▸ Task: Give each line of the records again exactly and omit every picture.

[Data entries]
*** Block opens ***

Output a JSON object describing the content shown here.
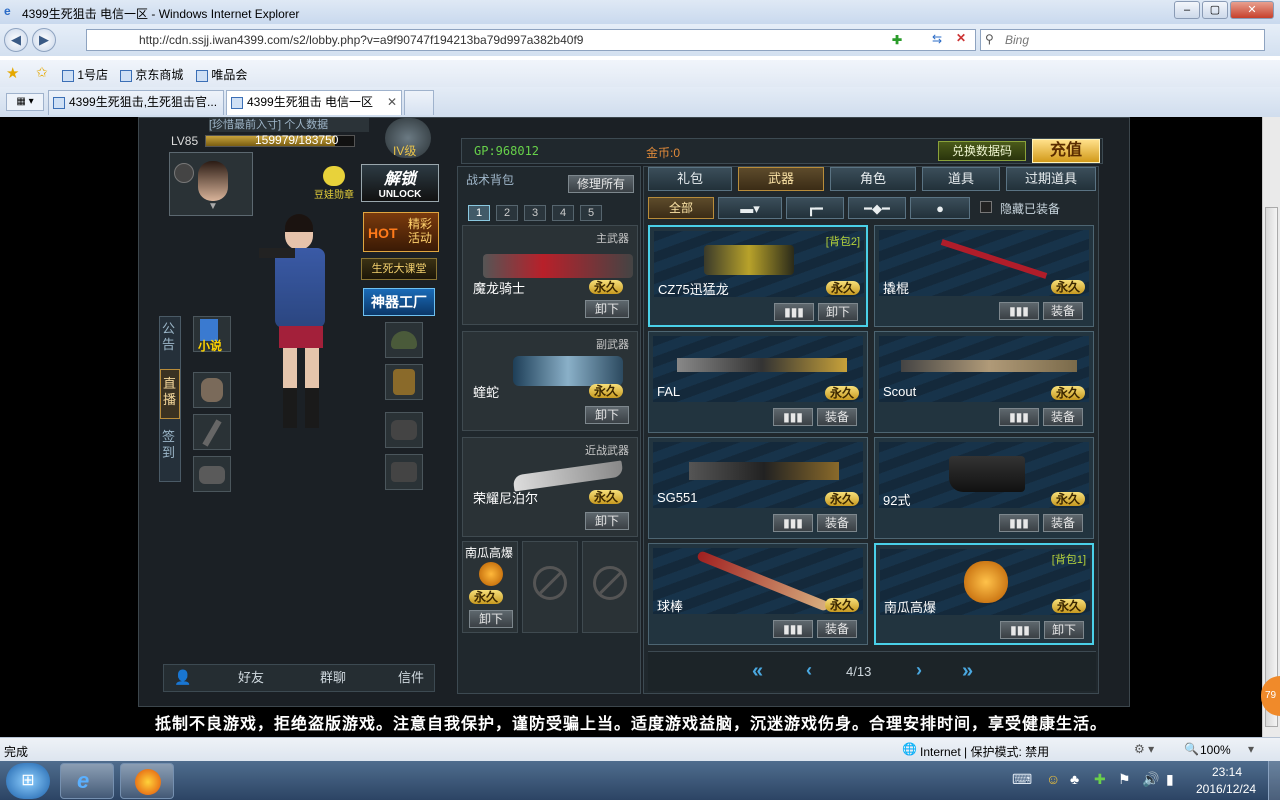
{
  "browser": {
    "window_title": "4399生死狙击 电信一区 - Windows Internet Explorer",
    "url": "http://cdn.ssjj.iwan4399.com/s2/lobby.php?v=a9f90747f194213ba79d997a382b40f9",
    "search_placeholder": "Bing",
    "favorites": [
      "1号店",
      "京东商城",
      "唯品会"
    ],
    "tabs": [
      "4399生死狙击,生死狙击官...",
      "4399生死狙击 电信一区"
    ],
    "status_left": "完成",
    "status_zone": "Internet | 保护模式: 禁用",
    "zoom": "100%"
  },
  "game": {
    "header_cut_left": "[珍惜最前入寸]",
    "header_cut_mid": "个人数据",
    "level": "LV85",
    "exp": "159979/183750",
    "rank": "IV级",
    "gp": "GP:968012",
    "coins": "金币:0",
    "redeem_btn": "兑换数据码",
    "recharge_btn": "充值",
    "doll_badge": "豆娃勋章",
    "unlock_cn": "解锁",
    "unlock_en": "UNLOCK",
    "hot_label": "HOT",
    "hot_event": "精彩活动",
    "class_btn": "生死大课堂",
    "factory_btn": "神器工厂",
    "novel_label": "小说",
    "left_tabs": [
      "公告",
      "直播",
      "签到"
    ],
    "bottom_bar": [
      "好友",
      "群聊",
      "信件"
    ],
    "backpack": {
      "title": "战术背包",
      "repair_all": "修理所有",
      "pages": [
        "1",
        "2",
        "3",
        "4",
        "5"
      ],
      "slots": [
        {
          "category": "主武器",
          "name": "魔龙骑士",
          "perm": "永久",
          "action": "卸下"
        },
        {
          "category": "副武器",
          "name": "蝰蛇",
          "perm": "永久",
          "action": "卸下"
        },
        {
          "category": "近战武器",
          "name": "荣耀尼泊尔",
          "perm": "永久",
          "action": "卸下"
        }
      ],
      "grenade": {
        "name": "南瓜高爆",
        "perm": "永久",
        "action": "卸下"
      }
    },
    "shop_tabs": [
      "礼包",
      "武器",
      "角色",
      "道具",
      "过期道具"
    ],
    "filters": {
      "all": "全部",
      "hide_equipped": "隐藏已装备"
    },
    "weapons": [
      {
        "name": "CZ75迅猛龙",
        "perm": "永久",
        "action": "卸下",
        "bag": "[背包2]",
        "selected": true
      },
      {
        "name": "撬棍",
        "perm": "永久",
        "action": "装备",
        "bag": "",
        "selected": false
      },
      {
        "name": "FAL",
        "perm": "永久",
        "action": "装备",
        "bag": "",
        "selected": false
      },
      {
        "name": "Scout",
        "perm": "永久",
        "action": "装备",
        "bag": "",
        "selected": false
      },
      {
        "name": "SG551",
        "perm": "永久",
        "action": "装备",
        "bag": "",
        "selected": false
      },
      {
        "name": "92式",
        "perm": "永久",
        "action": "装备",
        "bag": "",
        "selected": false
      },
      {
        "name": "球棒",
        "perm": "永久",
        "action": "装备",
        "bag": "",
        "selected": false
      },
      {
        "name": "南瓜高爆",
        "perm": "永久",
        "action": "卸下",
        "bag": "[背包1]",
        "selected": true
      }
    ],
    "pagination": "4/13",
    "notice": "抵制不良游戏，拒绝盗版游戏。注意自我保护，谨防受骗上当。适度游戏益脑，沉迷游戏伤身。合理安排时间，享受健康生活。",
    "side_badge": "79"
  },
  "taskbar": {
    "time": "23:14",
    "date": "2016/12/24"
  },
  "colors": {
    "accent_cyan": "#4ad0e8",
    "gold": "#e8c24a",
    "perm_yellow": "#f7e07a"
  }
}
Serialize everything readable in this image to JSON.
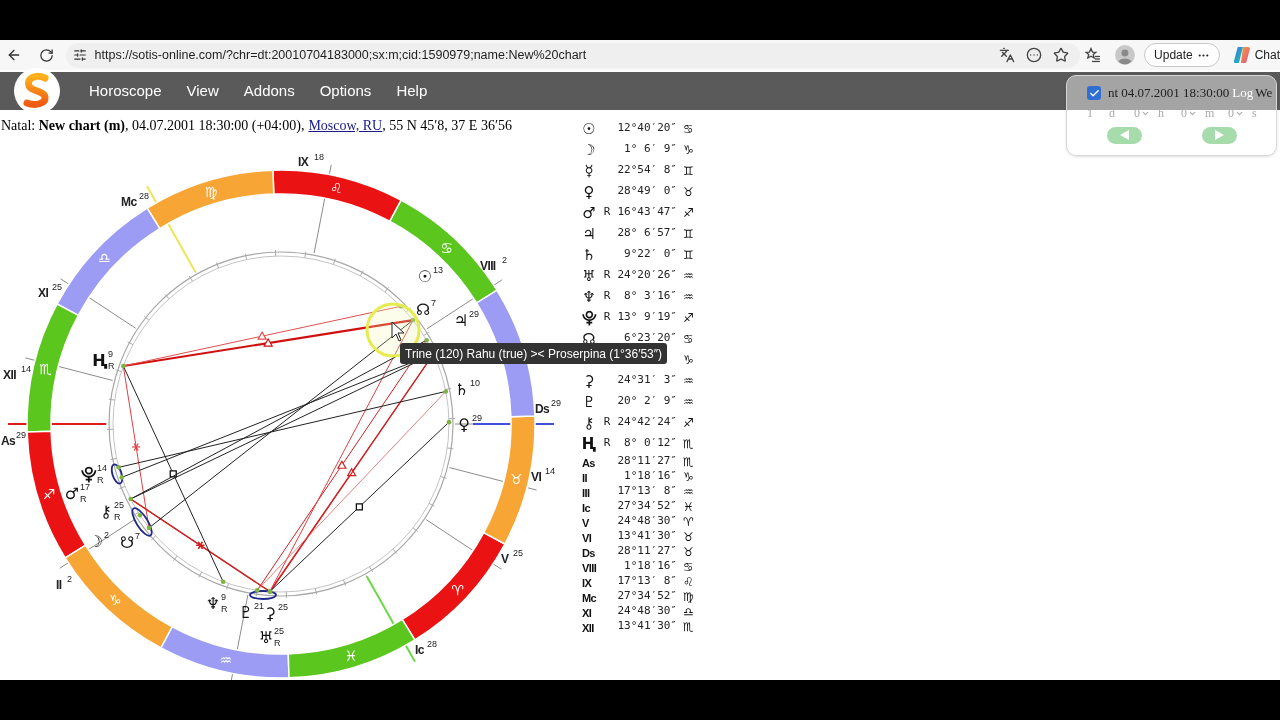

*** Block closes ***

▸ Solution to this exercise:
Output a JSON object describing the content shown here.
{
  "browser": {
    "window_title": "4399生死狙击 电信一区 - Windows Internet Explorer",
    "url": "http://cdn.ssjj.iwan4399.com/s2/lobby.php?v=a9f90747f194213ba79d997a382b40f9",
    "search_placeholder": "Bing",
    "favorites": [
      "1号店",
      "京东商城",
      "唯品会"
    ],
    "tabs": [
      "4399生死狙击,生死狙击官...",
      "4399生死狙击 电信一区"
    ],
    "status_left": "完成",
    "status_zone": "Internet | 保护模式: 禁用",
    "zoom": "100%"
  },
  "game": {
    "header_cut_left": "[珍惜最前入寸]",
    "header_cut_mid": "个人数据",
    "level": "LV85",
    "exp": "159979/183750",
    "rank": "IV级",
    "gp": "GP:968012",
    "coins": "金币:0",
    "redeem_btn": "兑换数据码",
    "recharge_btn": "充值",
    "doll_badge": "豆娃勋章",
    "unlock_cn": "解锁",
    "unlock_en": "UNLOCK",
    "hot_label": "HOT",
    "hot_event": "精彩活动",
    "class_btn": "生死大课堂",
    "factory_btn": "神器工厂",
    "novel_label": "小说",
    "left_tabs": [
      "公告",
      "直播",
      "签到"
    ],
    "bottom_bar": [
      "好友",
      "群聊",
      "信件"
    ],
    "backpack": {
      "title": "战术背包",
      "repair_all": "修理所有",
      "pages": [
        "1",
        "2",
        "3",
        "4",
        "5"
      ],
      "slots": [
        {
          "category": "主武器",
          "name": "魔龙骑士",
          "perm": "永久",
          "action": "卸下"
        },
        {
          "category": "副武器",
          "name": "蝰蛇",
          "perm": "永久",
          "action": "卸下"
        },
        {
          "category": "近战武器",
          "name": "荣耀尼泊尔",
          "perm": "永久",
          "action": "卸下"
        }
      ],
      "grenade": {
        "name": "南瓜高爆",
        "perm": "永久",
        "action": "卸下"
      }
    },
    "shop_tabs": [
      "礼包",
      "武器",
      "角色",
      "道具",
      "过期道具"
    ],
    "filters": {
      "all": "全部",
      "hide_equipped": "隐藏已装备"
    },
    "weapons": [
      {
        "name": "CZ75迅猛龙",
        "perm": "永久",
        "action": "卸下",
        "bag": "[背包2]",
        "selected": true
      },
      {
        "name": "撬棍",
        "perm": "永久",
        "action": "装备",
        "bag": "",
        "selected": false
      },
      {
        "name": "FAL",
        "perm": "永久",
        "action": "装备",
        "bag": "",
        "selected": false
      },
      {
        "name": "Scout",
        "perm": "永久",
        "action": "装备",
        "bag": "",
        "selected": false
      },
      {
        "name": "SG551",
        "perm": "永久",
        "action": "装备",
        "bag": "",
        "selected": false
      },
      {
        "name": "92式",
        "perm": "永久",
        "action": "装备",
        "bag": "",
        "selected": false
      },
      {
        "name": "球棒",
        "perm": "永久",
        "action": "装备",
        "bag": "",
        "selected": false
      },
      {
        "name": "南瓜高爆",
        "perm": "永久",
        "action": "卸下",
        "bag": "[背包1]",
        "selected": true
      }
    ],
    "pagination": "4/13",
    "notice": "抵制不良游戏，拒绝盗版游戏。注意自我保护，谨防受骗上当。适度游戏益脑，沉迷游戏伤身。合理安排时间，享受健康生活。",
    "side_badge": "79"
  },
  "taskbar": {
    "time": "23:14",
    "date": "2016/12/24"
  },
  "colors": {
    "accent_cyan": "#4ad0e8",
    "gold": "#e8c24a",
    "perm_yellow": "#f7e07a"
  }
}
Serialize everything readable in this image to JSON.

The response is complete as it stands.